    I would like to comment on this from the perspective of a student who has had the experience of anxiety from expecting to be ragged, and then the relief from actually having ‘healthy’ fun during the ragging rather than actualization of my worst nightmare!

    There first instance when I expected to be the victim of ragging was when I started junior college in Mumbai (after my 10th Boards). At barely 15-16 years, moving to a large college setup has its own challenges, nevertheless, nothing compared to the fear of ragging that was set in my minds by some seniors from my apartment complex that had been to the same college campus earlier. They told me to ensure I stay away from a particular ‘bhai’ and his group in college, and that if for some reason they catch me and rag, I should comply without protest, else they would break my nose with ‘knuckle-breakers’! Luckily, nothing of this sort happened, and overall the ragging on college campus that year was almost negligible and wherever it did happen, it was genuinely ‘fun’. All credit for this went to the college authorities who had ensured they created a fear psychosis of their own against ragging and its potential proponents. We even had police on campus for the first few days.
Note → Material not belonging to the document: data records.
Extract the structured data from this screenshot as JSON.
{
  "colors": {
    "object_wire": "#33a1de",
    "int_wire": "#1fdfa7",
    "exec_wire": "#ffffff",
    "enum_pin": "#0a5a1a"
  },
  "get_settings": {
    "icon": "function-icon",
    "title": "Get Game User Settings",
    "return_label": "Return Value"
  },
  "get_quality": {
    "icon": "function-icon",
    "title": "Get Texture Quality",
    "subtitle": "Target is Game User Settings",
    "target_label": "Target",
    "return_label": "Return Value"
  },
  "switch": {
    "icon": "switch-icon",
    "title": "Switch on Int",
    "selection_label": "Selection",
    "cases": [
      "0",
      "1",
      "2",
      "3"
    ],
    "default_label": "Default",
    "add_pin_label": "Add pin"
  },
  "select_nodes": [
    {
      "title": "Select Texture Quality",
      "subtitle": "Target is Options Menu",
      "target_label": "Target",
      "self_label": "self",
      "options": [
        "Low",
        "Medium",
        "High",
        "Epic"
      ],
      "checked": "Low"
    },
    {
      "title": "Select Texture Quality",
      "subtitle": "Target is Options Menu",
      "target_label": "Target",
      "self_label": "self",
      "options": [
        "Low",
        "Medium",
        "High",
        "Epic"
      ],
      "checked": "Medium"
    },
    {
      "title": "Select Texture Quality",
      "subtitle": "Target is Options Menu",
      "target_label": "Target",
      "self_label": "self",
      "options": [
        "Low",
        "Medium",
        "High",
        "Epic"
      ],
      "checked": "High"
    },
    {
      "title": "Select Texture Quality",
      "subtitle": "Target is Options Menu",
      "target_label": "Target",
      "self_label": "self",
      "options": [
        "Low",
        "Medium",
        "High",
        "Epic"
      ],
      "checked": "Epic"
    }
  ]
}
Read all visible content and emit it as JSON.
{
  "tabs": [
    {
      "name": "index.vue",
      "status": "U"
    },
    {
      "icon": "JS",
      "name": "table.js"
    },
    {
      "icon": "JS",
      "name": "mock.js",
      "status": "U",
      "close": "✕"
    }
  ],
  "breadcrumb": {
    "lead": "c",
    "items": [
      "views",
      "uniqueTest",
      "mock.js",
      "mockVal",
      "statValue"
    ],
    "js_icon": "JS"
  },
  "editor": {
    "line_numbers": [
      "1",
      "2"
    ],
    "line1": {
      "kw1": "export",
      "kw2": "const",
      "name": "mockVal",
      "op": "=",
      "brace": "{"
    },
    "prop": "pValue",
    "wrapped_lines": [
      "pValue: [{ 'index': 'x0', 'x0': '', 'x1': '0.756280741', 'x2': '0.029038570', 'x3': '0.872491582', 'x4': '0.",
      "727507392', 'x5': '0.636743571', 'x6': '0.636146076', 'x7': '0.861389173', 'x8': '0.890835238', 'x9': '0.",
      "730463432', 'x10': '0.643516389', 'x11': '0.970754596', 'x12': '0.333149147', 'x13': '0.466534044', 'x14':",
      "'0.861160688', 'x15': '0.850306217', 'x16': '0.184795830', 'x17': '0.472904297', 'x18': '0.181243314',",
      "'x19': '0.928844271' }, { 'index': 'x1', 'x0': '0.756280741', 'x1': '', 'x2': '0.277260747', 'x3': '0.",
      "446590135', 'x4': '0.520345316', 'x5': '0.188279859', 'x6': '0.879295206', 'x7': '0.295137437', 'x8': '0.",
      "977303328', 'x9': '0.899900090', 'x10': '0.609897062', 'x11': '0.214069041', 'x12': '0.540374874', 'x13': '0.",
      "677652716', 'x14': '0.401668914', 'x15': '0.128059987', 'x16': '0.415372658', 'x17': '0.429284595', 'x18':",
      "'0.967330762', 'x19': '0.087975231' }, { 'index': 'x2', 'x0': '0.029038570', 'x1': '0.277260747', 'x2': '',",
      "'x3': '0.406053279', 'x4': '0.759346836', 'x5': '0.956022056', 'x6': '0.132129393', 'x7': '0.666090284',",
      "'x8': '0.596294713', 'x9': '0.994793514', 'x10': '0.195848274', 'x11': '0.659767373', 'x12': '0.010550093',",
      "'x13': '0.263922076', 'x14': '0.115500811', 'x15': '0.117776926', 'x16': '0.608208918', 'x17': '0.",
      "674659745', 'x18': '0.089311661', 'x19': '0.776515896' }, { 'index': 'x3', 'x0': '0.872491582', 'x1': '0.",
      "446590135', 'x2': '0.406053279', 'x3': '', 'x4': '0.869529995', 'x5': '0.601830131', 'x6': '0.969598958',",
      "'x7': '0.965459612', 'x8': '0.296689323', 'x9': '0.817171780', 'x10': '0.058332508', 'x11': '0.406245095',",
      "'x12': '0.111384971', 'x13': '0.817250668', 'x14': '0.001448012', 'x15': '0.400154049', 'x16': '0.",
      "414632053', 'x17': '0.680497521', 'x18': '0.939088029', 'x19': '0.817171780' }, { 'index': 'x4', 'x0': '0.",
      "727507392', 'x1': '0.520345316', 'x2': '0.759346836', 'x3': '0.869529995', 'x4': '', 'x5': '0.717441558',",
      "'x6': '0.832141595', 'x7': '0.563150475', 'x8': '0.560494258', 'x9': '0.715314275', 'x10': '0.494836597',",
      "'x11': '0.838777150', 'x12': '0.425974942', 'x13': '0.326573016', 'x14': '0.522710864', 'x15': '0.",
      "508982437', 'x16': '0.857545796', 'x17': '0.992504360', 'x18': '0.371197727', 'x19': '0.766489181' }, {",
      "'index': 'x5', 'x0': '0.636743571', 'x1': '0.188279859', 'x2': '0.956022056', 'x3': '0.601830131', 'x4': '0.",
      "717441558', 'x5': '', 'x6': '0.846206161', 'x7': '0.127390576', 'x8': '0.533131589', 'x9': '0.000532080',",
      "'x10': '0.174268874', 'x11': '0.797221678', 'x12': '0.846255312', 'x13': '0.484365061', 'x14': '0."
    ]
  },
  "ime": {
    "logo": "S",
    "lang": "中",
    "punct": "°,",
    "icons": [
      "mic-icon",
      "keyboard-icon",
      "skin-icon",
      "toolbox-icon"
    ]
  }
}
    My second tryst with ragging was when i joined B-school. This was an on-campus residential course. So, again i had my seniors telling me that this will be the real deal in ragging, because ragging that happens in a hostel is way beyond what happens in a day college campus. Plus, they told me that the major proportion of the students in B-School are engineers, who will be well versed with the nasty ragging that happens in Engineering college hostels. Though I was a little more mature at 22 years this time around, i dont think the fear psychosis was less. On the contrary it was componded to an extent because, unlike junior college when I dint think it shameful to go upto teachers / parents to complain if i was ragged, in B-School, i thought it would be extremely shameful and so i would fight it out myself or take it lying down. Anyway, once again, i was lucky as the B-School authorities again had ensured that ragging happened, but under their watchful eye (unknown to us freshers) and that it was more in the nature of ingraining us with the rigor that we should expect in the 2 years at B-School. It was the most enjoyable experience at the end of it, and in the true sense I got to know my batch as well as my seniors very well!

    Looking back now, the more i think of it, i think it is the college / hostel authorities who have the most critical role to play in stopping this menace of physically, sexually or verbally harmful ragging. They can have the most direct impact on their student fraternity, and rather than turn a blind eye and shy away from their responsibility (like most institutions do), they need to take this up as a important responsibility that they have towards the students, parents, community, education, and the progress of a nation at large!

  18. Arati Mohan said,

    excellently presented ! should go straight to the point of readers.

  19. neha dutta said,

    Dear Dr.Parikh

    I am immensly happy and thankful to you for your effort.This news brought a terrible effect on all of us in my school.My students of 9 th and 10th class were upset and worried about the kind of atmosphere they will get years from now and all of them shared a common opinion that its our moral duty to come together to prevent such a shameful incident in the future.So i and my students extend a hand of cooperation and responsibility for this noble cause.Lets make our children feel SAFE mentally and physically.

    Regards

    Neha Dutta
    School counsellor
    St’Marks School


Leave a Reply

Fill in your details below or click an icon to log in:

WordPress.com Logo

You are commenting using your WordPress.com account. Log Out / Change )

Twitter picture

You are commenting using your Twitter account. Log Out / Change )

Facebook photo

You are commenting using your Facebook account. Log Out / Change )

Google+ photo

You are commenting using your Google+ account. Log Out / Change )

Connecting to %s

Follow

Get every new post delivered to your Inbox.

%d bloggers like this: